The passage down which Ho, the "bringer of light," led Vietnam, Van regarded as a dark tunnel and he disowned the war that gouged it with none of my subsequent embarrassment. The "Socialist" republic, for which millions had sacrificed, was "a criminal and barren travesty" (The Internationalist 17, 1996). With their "cultivated middle-class" background, the "mandarins" of a hyper-bureaucratic regime (more functionaries to be found in one province than the whole of the Indochinese colonial apparatus) "rule over producers who still do not enjoy collective ownership of the means of production, nor time for reflection, nor the possibility of making their own decisions, nor means of expression, nor the right to strike."
On his visit in 1997, Fleury reports that Van got close to "the daily lives and working conditions of present-day Vietnamese people thrust by the ‘new’ economy into development projects funded by South Korean, European, American and Japanese capital"—foreign owners "pleased at how easily the exploited workers can be kept in line by the police-state machinery."
Had he survived but another year (Van died in 2005), events might have reminded him of the Saigon working class of his youth. In 2006, export plants were hit by a wave of strikes involving tens of thousands of workers, emboldening calls for the dissolution of the Party/state controlled unions and workplace Party cells. Beginning in Korean-owned shoe factories, a further strike wave rolled north across the country from Saigon in 2007.
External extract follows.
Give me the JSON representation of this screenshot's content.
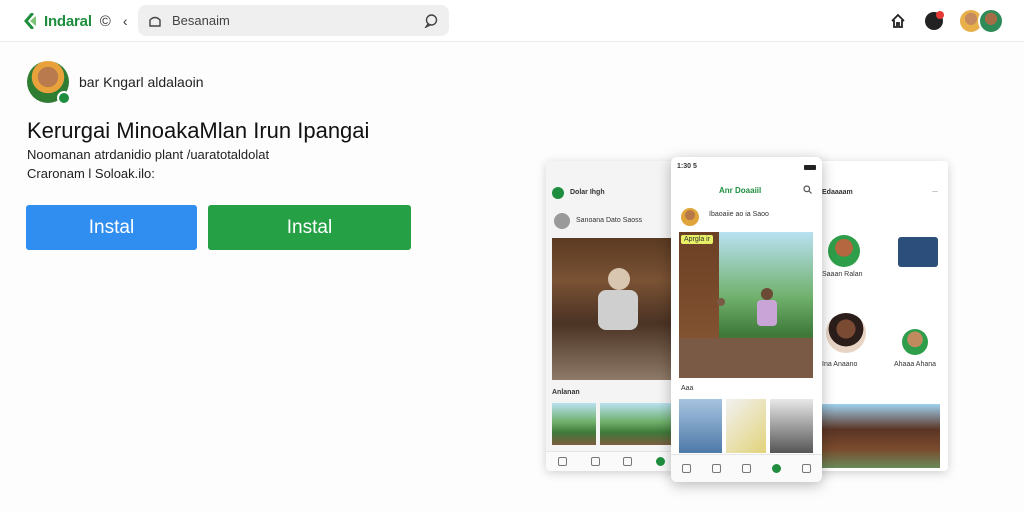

After more than three decades of unity and independence much, of course, has changed. Made the exclusive preserve of the Party and State, it is no longer possible for nationalism to masquerade as the language of progressive social change. On the contrary, even as the Party and State embrace globalization, its narrative thread of continuity is being reinforced (as in China) by a rehabilitated Political Confucianism that abjures reforms that "deviate from the mainstream of the national cultural heritage."
The stage is reset, and a new generation may yet discover, in the work of Ngo Van, the history and recollection of an unfinished struggle.